In modern times, efficient container tracking is not considered a luxury, but a prime necessity to balance the continuously improving standards of efficiency and professionalism in the trade and commerce space. The exact location of a container becomes available at the customer’s fingertips and allows easy exchange of communication between various stakeholders to ensure a smooth, safe and, timely delivery of the consignment.

The shipping container tracking process

The process behind an efficient container tracking system is simple and easy to grasp. The objective is to stay in touch with the ship monitored by remote satellite systems that pull up satellite images of a shipping container in real-time. These images are then relayed back to the base station. 

What are the different types of Container Tracking Systems?

A vast majority of container tracking solutions employ GPS location transmitted through GSM or satellite. It works by picking signals from a tracking device attached to the exterior of the shipping containers. These tracking devices themselves come in two varieties:

* Magnetic Devices: These are mounted on the side of the container between the structural ribs. The gap between the ribs provides the necessary safety to the tracking device and protects it from external damage.

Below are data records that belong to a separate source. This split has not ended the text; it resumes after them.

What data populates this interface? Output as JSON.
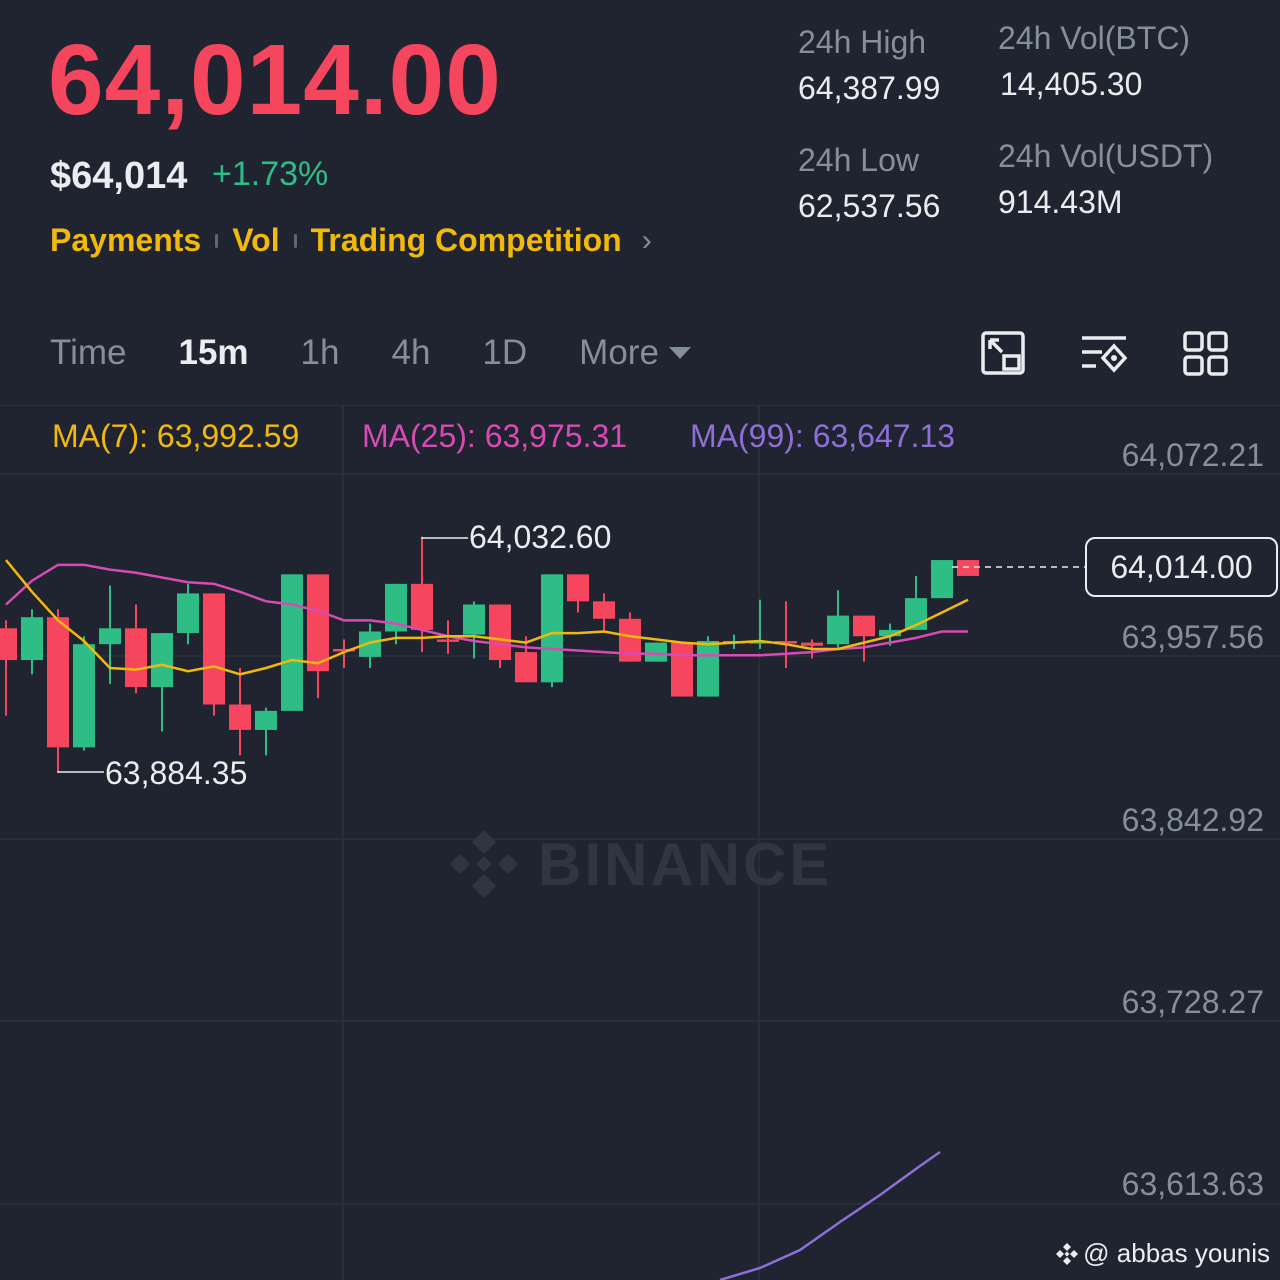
{
  "ticker": {
    "last_price": "64,014.00",
    "usd_price": "$64,014",
    "change_pct": "+1.73%"
  },
  "links": [
    {
      "label": "Payments"
    },
    {
      "label": "Vol"
    },
    {
      "label": "Trading Competition"
    }
  ],
  "stats": {
    "high_label": "24h High",
    "high_value": "64,387.99",
    "low_label": "24h Low",
    "low_value": "62,537.56",
    "vol_btc_label": "24h Vol(BTC)",
    "vol_btc_value": "14,405.30",
    "vol_usdt_label": "24h Vol(USDT)",
    "vol_usdt_value": "914.43M"
  },
  "tabs": {
    "time": "Time",
    "m15": "15m",
    "h1": "1h",
    "h4": "4h",
    "d1": "1D",
    "more": "More"
  },
  "toolbar_icons": [
    "fullscreen-icon",
    "indicator-settings-icon",
    "grid-layout-icon"
  ],
  "ma": {
    "ma7": "MA(7): 63,992.59",
    "ma25": "MA(25): 63,975.31",
    "ma99": "MA(99): 63,647.13"
  },
  "colors": {
    "up": "#2ebd85",
    "down": "#f6465d",
    "ma7": "#f0b90b",
    "ma25": "#d84ab4",
    "ma99": "#8e6fd6",
    "brand": "#f0b90b"
  },
  "chart_data": {
    "type": "candlestick",
    "y_axis_ticks": [
      "64,072.21",
      "63,957.56",
      "63,842.92",
      "63,728.27",
      "63,613.63"
    ],
    "current_price": "64,014.00",
    "high_marker": "64,032.60",
    "low_marker": "63,884.35",
    "candles": [
      {
        "o": 63955,
        "h": 63980,
        "l": 63920,
        "c": 63975,
        "dir": "down"
      },
      {
        "o": 63955,
        "h": 63987,
        "l": 63946,
        "c": 63982,
        "dir": "up"
      },
      {
        "o": 63982,
        "h": 63987,
        "l": 63884,
        "c": 63900,
        "dir": "down"
      },
      {
        "o": 63900,
        "h": 63970,
        "l": 63898,
        "c": 63965,
        "dir": "up"
      },
      {
        "o": 63965,
        "h": 64002,
        "l": 63940,
        "c": 63975,
        "dir": "up"
      },
      {
        "o": 63975,
        "h": 63990,
        "l": 63934,
        "c": 63938,
        "dir": "down"
      },
      {
        "o": 63938,
        "h": 63972,
        "l": 63910,
        "c": 63972,
        "dir": "up"
      },
      {
        "o": 63972,
        "h": 64003,
        "l": 63965,
        "c": 63997,
        "dir": "up"
      },
      {
        "o": 63997,
        "h": 63997,
        "l": 63920,
        "c": 63927,
        "dir": "down"
      },
      {
        "o": 63927,
        "h": 63950,
        "l": 63895,
        "c": 63911,
        "dir": "down"
      },
      {
        "o": 63911,
        "h": 63925,
        "l": 63895,
        "c": 63923,
        "dir": "up"
      },
      {
        "o": 63923,
        "h": 64009,
        "l": 63923,
        "c": 64009,
        "dir": "up"
      },
      {
        "o": 64009,
        "h": 64009,
        "l": 63931,
        "c": 63948,
        "dir": "down"
      },
      {
        "o": 63962,
        "h": 63968,
        "l": 63950,
        "c": 63962,
        "dir": "down"
      },
      {
        "o": 63957,
        "h": 63978,
        "l": 63950,
        "c": 63973,
        "dir": "up"
      },
      {
        "o": 63973,
        "h": 64003,
        "l": 63965,
        "c": 64003,
        "dir": "up"
      },
      {
        "o": 64003,
        "h": 64032.6,
        "l": 63960,
        "c": 63974,
        "dir": "down"
      },
      {
        "o": 63968,
        "h": 63980,
        "l": 63959,
        "c": 63968,
        "dir": "down"
      },
      {
        "o": 63971,
        "h": 63992,
        "l": 63956,
        "c": 63990,
        "dir": "up"
      },
      {
        "o": 63990,
        "h": 63990,
        "l": 63950,
        "c": 63955,
        "dir": "down"
      },
      {
        "o": 63960,
        "h": 63970,
        "l": 63941,
        "c": 63941,
        "dir": "down"
      },
      {
        "o": 63941,
        "h": 64009,
        "l": 63938,
        "c": 64009,
        "dir": "up"
      },
      {
        "o": 64009,
        "h": 64009,
        "l": 63985,
        "c": 63992,
        "dir": "down"
      },
      {
        "o": 63992,
        "h": 63997,
        "l": 63973,
        "c": 63981,
        "dir": "down"
      },
      {
        "o": 63981,
        "h": 63985,
        "l": 63954,
        "c": 63954,
        "dir": "down"
      },
      {
        "o": 63954,
        "h": 63966,
        "l": 63954,
        "c": 63966,
        "dir": "up"
      },
      {
        "o": 63966,
        "h": 63966,
        "l": 63932,
        "c": 63932,
        "dir": "down"
      },
      {
        "o": 63932,
        "h": 63970,
        "l": 63932,
        "c": 63967,
        "dir": "up"
      },
      {
        "o": 63967,
        "h": 63971,
        "l": 63962,
        "c": 63967,
        "dir": "up"
      },
      {
        "o": 63967,
        "h": 63993,
        "l": 63962,
        "c": 63967,
        "dir": "up"
      },
      {
        "o": 63967,
        "h": 63992,
        "l": 63950,
        "c": 63967,
        "dir": "down"
      },
      {
        "o": 63966,
        "h": 63968,
        "l": 63956,
        "c": 63964,
        "dir": "down"
      },
      {
        "o": 63965,
        "h": 63999,
        "l": 63963,
        "c": 63983,
        "dir": "up"
      },
      {
        "o": 63983,
        "h": 63983,
        "l": 63954,
        "c": 63970,
        "dir": "down"
      },
      {
        "o": 63970,
        "h": 63978,
        "l": 63964,
        "c": 63974,
        "dir": "up"
      },
      {
        "o": 63974,
        "h": 64008,
        "l": 63974,
        "c": 63994,
        "dir": "up"
      },
      {
        "o": 63994,
        "h": 64018,
        "l": 63994,
        "c": 64018,
        "dir": "up"
      },
      {
        "o": 64018,
        "h": 64018,
        "l": 64008,
        "c": 64008,
        "dir": "down"
      }
    ],
    "ma7_values": [
      64018,
      63998,
      63980,
      63967,
      63950,
      63949,
      63952,
      63948,
      63951,
      63946,
      63950,
      63955,
      63953,
      63960,
      63966,
      63969,
      63969,
      63970,
      63970,
      63968,
      63966,
      63972,
      63972,
      63973,
      63970,
      63968,
      63966,
      63965,
      63966,
      63967,
      63965,
      63962,
      63962,
      63966,
      63970,
      63977,
      63985,
      63993
    ],
    "ma25_values": [
      63990,
      64005,
      64015,
      64015,
      64012,
      64010,
      64007,
      64004,
      64003,
      63998,
      63992,
      63990,
      63986,
      63980,
      63980,
      63978,
      63974,
      63970,
      63967,
      63965,
      63963,
      63962,
      63961,
      63960,
      63959,
      63959,
      63958,
      63958,
      63958,
      63958,
      63959,
      63960,
      63962,
      63963,
      63966,
      63969,
      63973,
      63973
    ],
    "ma99_tail": [
      63546,
      63555,
      63566,
      63578,
      63590,
      63602,
      63614,
      63623
    ]
  },
  "credit": "@ abbas younis"
}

* Locking mechanisms: Locks that seal the doors of containers may be equipped with a tracking device.

An accelerometer acts as an electronic sensor to measure the acceleration forces acting on an object to determine its position and monitor its movement. It activates the tracking system and sends signals via GSM or satellite. The location data of the container is then transmitted to the application provider and relayed to the customer.

Chief benefits of GPS Tracking:

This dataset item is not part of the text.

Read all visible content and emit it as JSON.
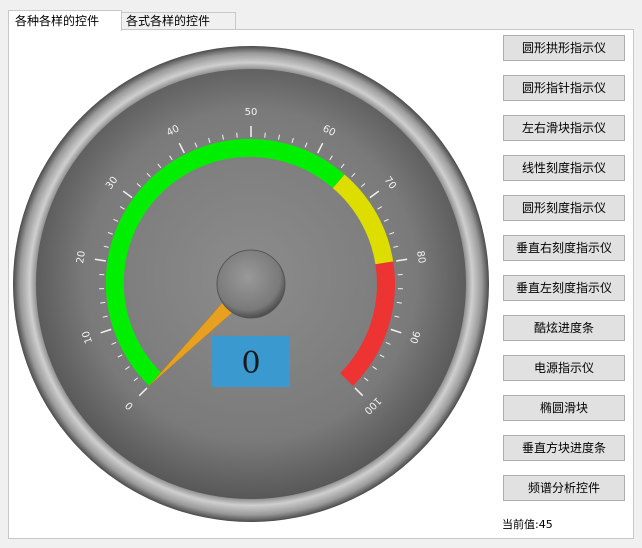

* GPS container tracking modules are available readymade, eliminating the need for special configuration. If cost is not a constraint and a user wants to install a tracking device quickly, this is the best option.
* Being self-contained, such devices do away with the need to install extra infrastructure. Hence its deployment becomes simple and trouble-free.
* They are extremely accurate with a precision of around 10 meters.

Some drawbacks with GPS Tracking systems:

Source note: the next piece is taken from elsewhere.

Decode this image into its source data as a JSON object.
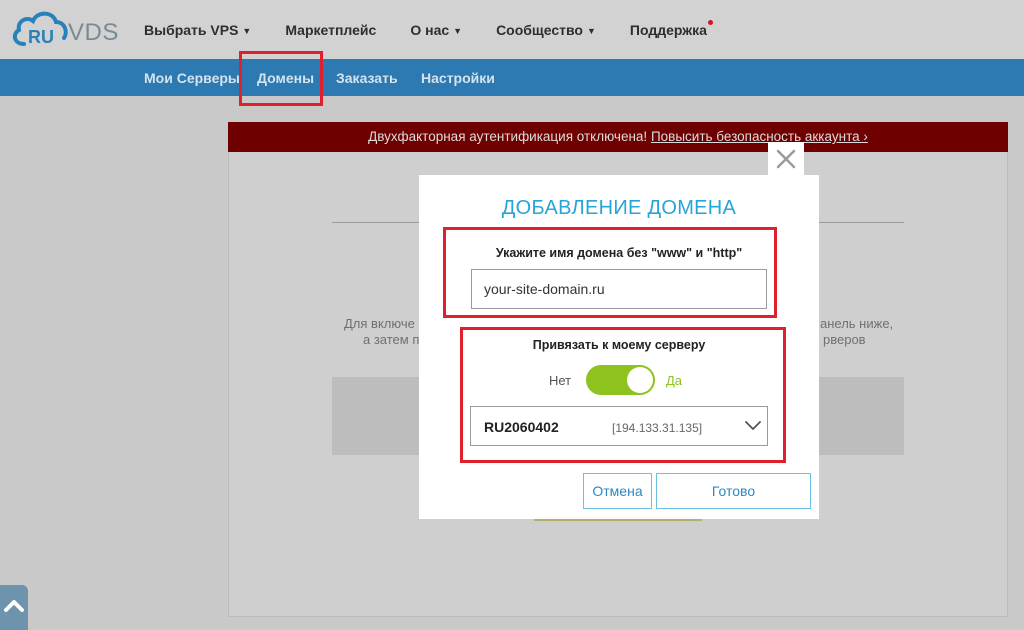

* Even without counting the cost of hardware (tracking device), the monthly subscription rates range from US$7 to 30 per month. 
* To deliver continuous and accurate results, the sky above the tracking device should remain clear. If the containers being GPS-tracked are stacked in between other containers, the signals could be lost. 
* High power consumption is a negating factor. For a device to work continuously for six months on a single set of batteries, considerable care and, attention is required to arrive at a time-frame during which the device should be left in activation mode.

Short-range wireless container tracking:

Although GPS to satellite or GSM is the standard today in container tracking, there are other cost-effective alternatives like short-range wireless container tracking systems that do away with dependency on GSM or satellites. By placing a cellular transmitter on a few containers in a ship, a customer can track the position of numerous containers that are placed together by receiving data from these devices combined. This system also enables the use of “exception tracking” by installing a Bluetooth device on every container and setting up alerts if one or more containers from the rest are not loaded into a ship hours before its scheduled departure from a port. At US$1 per month per container, these systems are cost-beneficial but do encounter some complexities in their set up, hardware requirement, and installation. Apart from this drawback, GPS-based container tracking systems are self-contained.

How the future will unfold

The technology behind tracking systems is continuously evolving, and as evident today, the power of information has shifted from carriers to customers, who can now track all aspects of their cargo movement within the comfort of their homes. New technologies like Blockchain and the Internet of Things are revolutionizing the way in which service-providers and customers interact, co-exist, and build healthy relationships.